Finance II (Valuation and M&A)

Course Objectives

This course aims to help students learn to use financial knowledge and perspectives and to acquire an entrepreneurial perspective when making management decisions. In other words, it focuses on a study of how CEOs should make managerial choices and decisions with the help of CFOs. The course therefore covers optimal capital structure, merger and acquisition strategies, and initial public offerings, among other topics.
This course assumes that students already have basic knowledge on forecast financial statements learned in Finance, the impacts of business strategies on financing, and fundamental business valuation. The course will be conducted primarily through case studies, and related or applicable topics not covered in the cases will be covered in the lectures to provide students with a systematic understanding of corporate finance.

This course is designed for those aiming to acquire the basics for decision-making to address financial issues as business leaders.

Course Details

Programs: Full-time MBA, Part-time MBA
Discipline: Accounting and Finance
Course Level: Applied Course
Required/Elective Course: Elective Course
Number of Credits: 1.5
Report: Day 4
Hours Per Class: 3 hours
Class Capacity: 35 (Part-time MBA)

Recommended Preliminary Courses

- Critical Thinking
- Finance I

Click here to see a list of Preliminary Recommended Courses

Theme/Reading Materials

Day 1
Session A
THEME Capital Cost and Financial Policy 
CASE ・Midland Energy Resources, Inc : Cost of Capital
Session B
THEME Capital Cost and Financial Policy (Continued)
CASE ・Midland Energy Resources, Inc : Cost of Capital
 
Day 2
Session A
THEME Business strategies and the financial policies that support them (optimal capital structure)
CASE ・Polaroid Corporation, 1996
Session B
THEME Business strategies and the financial policies that support them (optimal capital structure) (Continued)
CASE ・Polaroid Corporation, 1996
 
Day 3
Session A
THEME Valuation and M&A Strategy
CASE ・Health Care Manufacturing
Session B
THEME Valuation and M&A Strategy (Continued)
CASE ・Health Care Manufacturing
 
Day 4
Session A
THEME Comprehensive Case Analysis 
CASE ・Flash Memory, Inc.
Session B
THEME Comprehensive Case Analysis (Continued)
CASE ・Flash Memory, Inc.
 
Day 5
Session A
THEME Business Risks and Valuation under Uncertainty (IPO of Emerging Companies)
CASE ・Netscape’s Initial Public Offering
Session B
THEME Business Risks and Valuation under Uncertainty (IPO of Emerging Companies) (Continued)
CASE ・Netscape’s Initial Public Offering
 
Day 6
Session A
THEME Comprehensive Exercise (M&A Utilizing Debt (LBO)) 
CASE ・Valuation of AirThread Connections
Session B
THEME Comprehensive Exercise (M&A Utilizing Debts (LBO)) (Continued)
CASE ・Valuation of AirThread Connections

 

Textbook (Please purchase the following textbook before the course starts.)

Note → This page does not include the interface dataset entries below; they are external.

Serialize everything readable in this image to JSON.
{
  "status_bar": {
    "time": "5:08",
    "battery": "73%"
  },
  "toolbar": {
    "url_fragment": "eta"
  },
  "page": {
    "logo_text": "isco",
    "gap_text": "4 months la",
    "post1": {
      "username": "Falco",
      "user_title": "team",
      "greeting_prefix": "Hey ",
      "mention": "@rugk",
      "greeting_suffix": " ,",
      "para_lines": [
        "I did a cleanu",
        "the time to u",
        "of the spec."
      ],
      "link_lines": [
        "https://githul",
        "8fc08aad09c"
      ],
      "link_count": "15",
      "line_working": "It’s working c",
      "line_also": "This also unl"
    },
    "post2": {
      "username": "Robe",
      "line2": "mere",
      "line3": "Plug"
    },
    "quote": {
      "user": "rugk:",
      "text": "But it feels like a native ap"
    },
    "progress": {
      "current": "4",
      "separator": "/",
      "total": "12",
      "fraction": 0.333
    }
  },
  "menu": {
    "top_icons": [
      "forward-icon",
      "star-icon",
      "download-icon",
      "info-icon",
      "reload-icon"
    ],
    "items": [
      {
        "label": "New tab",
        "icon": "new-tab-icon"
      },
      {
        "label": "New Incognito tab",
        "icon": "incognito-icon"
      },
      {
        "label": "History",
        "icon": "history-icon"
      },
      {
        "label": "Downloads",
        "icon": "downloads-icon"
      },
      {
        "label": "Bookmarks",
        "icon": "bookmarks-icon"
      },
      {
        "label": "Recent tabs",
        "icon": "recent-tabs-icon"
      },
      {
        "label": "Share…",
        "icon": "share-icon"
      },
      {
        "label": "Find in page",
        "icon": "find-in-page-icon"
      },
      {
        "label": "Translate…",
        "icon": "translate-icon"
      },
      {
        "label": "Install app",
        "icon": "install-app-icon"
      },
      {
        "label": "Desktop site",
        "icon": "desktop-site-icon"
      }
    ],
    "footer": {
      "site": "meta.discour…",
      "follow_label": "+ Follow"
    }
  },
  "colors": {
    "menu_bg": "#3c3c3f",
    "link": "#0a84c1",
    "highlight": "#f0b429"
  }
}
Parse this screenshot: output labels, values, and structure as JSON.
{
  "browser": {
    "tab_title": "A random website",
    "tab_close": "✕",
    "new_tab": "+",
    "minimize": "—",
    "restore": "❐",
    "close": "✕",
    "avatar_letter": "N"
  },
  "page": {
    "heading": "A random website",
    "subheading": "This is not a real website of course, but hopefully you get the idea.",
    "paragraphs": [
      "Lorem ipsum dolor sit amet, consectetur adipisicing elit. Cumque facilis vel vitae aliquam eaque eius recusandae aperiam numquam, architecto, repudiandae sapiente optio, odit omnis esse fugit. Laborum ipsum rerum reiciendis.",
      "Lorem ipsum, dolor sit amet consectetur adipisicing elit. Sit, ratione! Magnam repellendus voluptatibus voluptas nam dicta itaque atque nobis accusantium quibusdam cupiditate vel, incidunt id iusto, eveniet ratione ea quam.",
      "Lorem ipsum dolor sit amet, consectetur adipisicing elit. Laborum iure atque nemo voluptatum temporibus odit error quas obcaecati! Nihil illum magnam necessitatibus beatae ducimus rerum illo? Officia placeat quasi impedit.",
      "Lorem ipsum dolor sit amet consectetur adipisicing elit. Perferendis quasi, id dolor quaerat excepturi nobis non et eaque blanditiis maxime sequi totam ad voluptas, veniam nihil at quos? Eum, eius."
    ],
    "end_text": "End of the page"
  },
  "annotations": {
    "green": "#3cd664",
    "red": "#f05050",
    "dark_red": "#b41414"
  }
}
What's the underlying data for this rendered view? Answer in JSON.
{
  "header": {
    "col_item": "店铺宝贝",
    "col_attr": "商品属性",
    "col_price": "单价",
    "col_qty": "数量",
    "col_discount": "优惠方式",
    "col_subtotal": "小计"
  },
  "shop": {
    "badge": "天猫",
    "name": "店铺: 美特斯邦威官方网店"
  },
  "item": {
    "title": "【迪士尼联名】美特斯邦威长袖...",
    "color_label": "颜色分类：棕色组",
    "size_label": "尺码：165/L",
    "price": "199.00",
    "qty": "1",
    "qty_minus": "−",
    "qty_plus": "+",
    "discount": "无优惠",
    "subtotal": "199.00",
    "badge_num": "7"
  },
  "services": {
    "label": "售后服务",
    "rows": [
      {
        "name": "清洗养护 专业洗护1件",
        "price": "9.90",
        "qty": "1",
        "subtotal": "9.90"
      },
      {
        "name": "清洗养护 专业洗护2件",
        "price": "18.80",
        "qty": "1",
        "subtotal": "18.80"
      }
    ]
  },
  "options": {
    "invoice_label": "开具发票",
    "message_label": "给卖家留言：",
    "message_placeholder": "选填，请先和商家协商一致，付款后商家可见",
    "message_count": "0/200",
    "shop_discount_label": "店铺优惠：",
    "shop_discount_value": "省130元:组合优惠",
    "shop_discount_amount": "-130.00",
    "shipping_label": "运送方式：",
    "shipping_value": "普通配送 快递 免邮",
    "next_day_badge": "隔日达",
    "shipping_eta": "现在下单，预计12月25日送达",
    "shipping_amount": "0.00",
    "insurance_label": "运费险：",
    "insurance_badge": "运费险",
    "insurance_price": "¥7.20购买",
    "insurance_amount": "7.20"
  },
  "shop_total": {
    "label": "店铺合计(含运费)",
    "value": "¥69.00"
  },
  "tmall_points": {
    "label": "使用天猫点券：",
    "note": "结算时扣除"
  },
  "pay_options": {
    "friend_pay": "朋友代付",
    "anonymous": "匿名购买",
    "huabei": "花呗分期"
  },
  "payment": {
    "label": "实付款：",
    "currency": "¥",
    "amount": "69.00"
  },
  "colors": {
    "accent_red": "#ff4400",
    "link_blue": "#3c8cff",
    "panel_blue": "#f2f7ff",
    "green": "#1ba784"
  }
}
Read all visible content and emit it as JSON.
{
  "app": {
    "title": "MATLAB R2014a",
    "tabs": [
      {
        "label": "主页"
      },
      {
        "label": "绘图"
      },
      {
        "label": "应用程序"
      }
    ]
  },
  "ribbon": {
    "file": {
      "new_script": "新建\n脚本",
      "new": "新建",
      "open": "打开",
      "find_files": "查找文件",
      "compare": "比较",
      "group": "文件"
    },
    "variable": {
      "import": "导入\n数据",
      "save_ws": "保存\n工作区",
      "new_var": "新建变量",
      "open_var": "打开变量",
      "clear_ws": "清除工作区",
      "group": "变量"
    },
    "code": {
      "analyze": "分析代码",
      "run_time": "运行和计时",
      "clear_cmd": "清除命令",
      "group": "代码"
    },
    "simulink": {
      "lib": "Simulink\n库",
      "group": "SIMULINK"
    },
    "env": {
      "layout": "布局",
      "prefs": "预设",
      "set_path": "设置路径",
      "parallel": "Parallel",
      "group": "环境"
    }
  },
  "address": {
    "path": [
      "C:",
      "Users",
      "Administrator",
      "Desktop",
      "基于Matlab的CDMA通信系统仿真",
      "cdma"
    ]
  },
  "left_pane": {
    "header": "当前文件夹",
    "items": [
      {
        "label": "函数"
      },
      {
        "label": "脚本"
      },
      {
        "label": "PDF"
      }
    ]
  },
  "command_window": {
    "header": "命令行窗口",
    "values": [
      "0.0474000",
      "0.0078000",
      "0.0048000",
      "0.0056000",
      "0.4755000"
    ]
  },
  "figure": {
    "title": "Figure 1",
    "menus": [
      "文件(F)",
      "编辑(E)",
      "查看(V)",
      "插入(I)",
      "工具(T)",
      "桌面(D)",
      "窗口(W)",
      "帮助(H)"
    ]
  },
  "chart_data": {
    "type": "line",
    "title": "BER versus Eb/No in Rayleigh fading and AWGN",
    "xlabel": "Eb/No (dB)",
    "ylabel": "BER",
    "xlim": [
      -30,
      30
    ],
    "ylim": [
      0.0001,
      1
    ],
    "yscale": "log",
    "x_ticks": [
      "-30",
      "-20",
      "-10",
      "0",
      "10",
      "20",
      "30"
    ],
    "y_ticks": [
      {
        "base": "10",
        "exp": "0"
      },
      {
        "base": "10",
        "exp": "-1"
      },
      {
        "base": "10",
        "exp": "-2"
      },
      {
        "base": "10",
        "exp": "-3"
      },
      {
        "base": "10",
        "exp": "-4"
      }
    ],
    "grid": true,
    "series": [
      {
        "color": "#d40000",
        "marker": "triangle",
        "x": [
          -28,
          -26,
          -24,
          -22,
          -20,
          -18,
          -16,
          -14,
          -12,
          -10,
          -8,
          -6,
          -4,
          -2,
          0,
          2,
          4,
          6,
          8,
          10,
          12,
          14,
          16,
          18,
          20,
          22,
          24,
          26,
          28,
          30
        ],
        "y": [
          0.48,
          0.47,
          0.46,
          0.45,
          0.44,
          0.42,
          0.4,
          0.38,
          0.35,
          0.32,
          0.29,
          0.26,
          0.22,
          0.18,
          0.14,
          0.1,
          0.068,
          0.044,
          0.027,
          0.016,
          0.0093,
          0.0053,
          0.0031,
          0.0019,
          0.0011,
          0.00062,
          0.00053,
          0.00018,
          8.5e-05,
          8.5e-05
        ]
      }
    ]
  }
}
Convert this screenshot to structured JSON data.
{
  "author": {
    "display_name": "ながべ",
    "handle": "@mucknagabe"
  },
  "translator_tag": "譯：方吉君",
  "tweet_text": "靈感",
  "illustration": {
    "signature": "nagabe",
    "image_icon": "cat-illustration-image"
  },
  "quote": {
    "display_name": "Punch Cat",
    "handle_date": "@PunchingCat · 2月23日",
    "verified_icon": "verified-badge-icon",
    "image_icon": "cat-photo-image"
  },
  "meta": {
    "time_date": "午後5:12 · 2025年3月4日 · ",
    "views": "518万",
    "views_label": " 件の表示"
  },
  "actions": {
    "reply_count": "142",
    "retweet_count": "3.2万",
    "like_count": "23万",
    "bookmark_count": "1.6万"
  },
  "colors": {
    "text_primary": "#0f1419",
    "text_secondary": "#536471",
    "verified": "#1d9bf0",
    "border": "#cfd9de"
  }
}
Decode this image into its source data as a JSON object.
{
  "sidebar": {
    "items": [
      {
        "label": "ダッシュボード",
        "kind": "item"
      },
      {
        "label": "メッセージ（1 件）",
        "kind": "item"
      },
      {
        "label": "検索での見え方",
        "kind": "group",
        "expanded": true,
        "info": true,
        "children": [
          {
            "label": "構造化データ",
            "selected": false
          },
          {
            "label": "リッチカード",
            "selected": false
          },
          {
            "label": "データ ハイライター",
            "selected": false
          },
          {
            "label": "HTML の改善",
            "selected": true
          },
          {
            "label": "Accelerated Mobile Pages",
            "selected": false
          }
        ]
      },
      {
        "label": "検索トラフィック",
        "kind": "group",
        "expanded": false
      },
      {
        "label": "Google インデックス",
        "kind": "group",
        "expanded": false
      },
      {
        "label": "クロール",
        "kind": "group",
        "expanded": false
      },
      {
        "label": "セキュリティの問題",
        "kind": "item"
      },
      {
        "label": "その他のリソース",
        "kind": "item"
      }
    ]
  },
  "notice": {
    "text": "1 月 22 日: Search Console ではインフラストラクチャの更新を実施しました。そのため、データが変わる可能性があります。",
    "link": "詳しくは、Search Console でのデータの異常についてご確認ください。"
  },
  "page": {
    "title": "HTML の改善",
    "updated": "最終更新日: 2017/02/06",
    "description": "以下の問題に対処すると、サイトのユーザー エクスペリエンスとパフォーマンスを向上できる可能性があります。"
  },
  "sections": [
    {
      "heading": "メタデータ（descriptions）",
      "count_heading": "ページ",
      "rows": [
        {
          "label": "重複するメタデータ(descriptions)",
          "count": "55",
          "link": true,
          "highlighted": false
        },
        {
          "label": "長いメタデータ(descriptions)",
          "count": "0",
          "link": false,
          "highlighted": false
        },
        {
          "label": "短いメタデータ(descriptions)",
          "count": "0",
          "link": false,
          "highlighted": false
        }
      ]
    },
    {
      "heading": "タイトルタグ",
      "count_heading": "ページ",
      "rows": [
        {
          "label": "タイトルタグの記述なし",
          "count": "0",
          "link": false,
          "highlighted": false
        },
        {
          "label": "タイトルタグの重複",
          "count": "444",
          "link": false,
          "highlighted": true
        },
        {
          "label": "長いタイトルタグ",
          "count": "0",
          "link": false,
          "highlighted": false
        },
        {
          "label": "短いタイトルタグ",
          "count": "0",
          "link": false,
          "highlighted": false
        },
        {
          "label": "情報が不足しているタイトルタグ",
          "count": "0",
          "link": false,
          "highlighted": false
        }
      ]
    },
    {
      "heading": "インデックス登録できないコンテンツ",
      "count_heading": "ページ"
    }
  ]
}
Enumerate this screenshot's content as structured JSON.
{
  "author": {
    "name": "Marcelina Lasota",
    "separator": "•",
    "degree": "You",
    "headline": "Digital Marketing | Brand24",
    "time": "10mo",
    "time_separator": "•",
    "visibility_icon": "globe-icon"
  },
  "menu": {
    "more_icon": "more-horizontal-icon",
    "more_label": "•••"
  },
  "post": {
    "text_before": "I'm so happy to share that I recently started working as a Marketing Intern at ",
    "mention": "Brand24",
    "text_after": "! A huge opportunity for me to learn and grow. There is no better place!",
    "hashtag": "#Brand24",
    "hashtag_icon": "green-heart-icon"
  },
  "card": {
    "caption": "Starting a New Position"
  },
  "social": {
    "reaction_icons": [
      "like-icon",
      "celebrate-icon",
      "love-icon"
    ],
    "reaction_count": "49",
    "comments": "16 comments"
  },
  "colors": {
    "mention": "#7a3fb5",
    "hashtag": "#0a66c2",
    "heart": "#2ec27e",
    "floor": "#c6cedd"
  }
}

Principles of Corporate Finance
11th ed. McGraw-Hill Education
Brealey, Richard A., Myers, Stewart C., Allen, Franklin, 2014

ISBN-10: 0077151569
ISBN-13: 978-0077151560

Faculty

Masaru Hoshino
Masaru Hoshino
Accounting and Finance, Management Philosophy, Specialization
"Welcome to the world of Finance ! In my class, I emphasize how important AND interesting it is to learn Finance as a necessary tool for you to become a business leader. By mastering this exciting subject you will be able to deepen your understanding on how business practice is structured based on Finance concepts. For example, you can understand what a world class automobile firm aims for OTHER THAN improving production efficiency by employing the just-in-time inventory system. Yes, Finance makes you to see the business world much more exciting !"
Yoshitaka Saeki
Yoshitaka Saeki
Accounting and Finance
Finance can be one of the most challenging courses in that it requires extensive quantitative analyses and an accurate output of numbers. At the same time, it is rewarding because finance is an essential tool for managers who want to create values and measure them. Effective managers need to be able to make decisions and communicate in terms of numbers. In my class, I try to bring in real-world settings through vigorous class discussions. The more you are committed, the more you’ll find your learning experiences rewarding.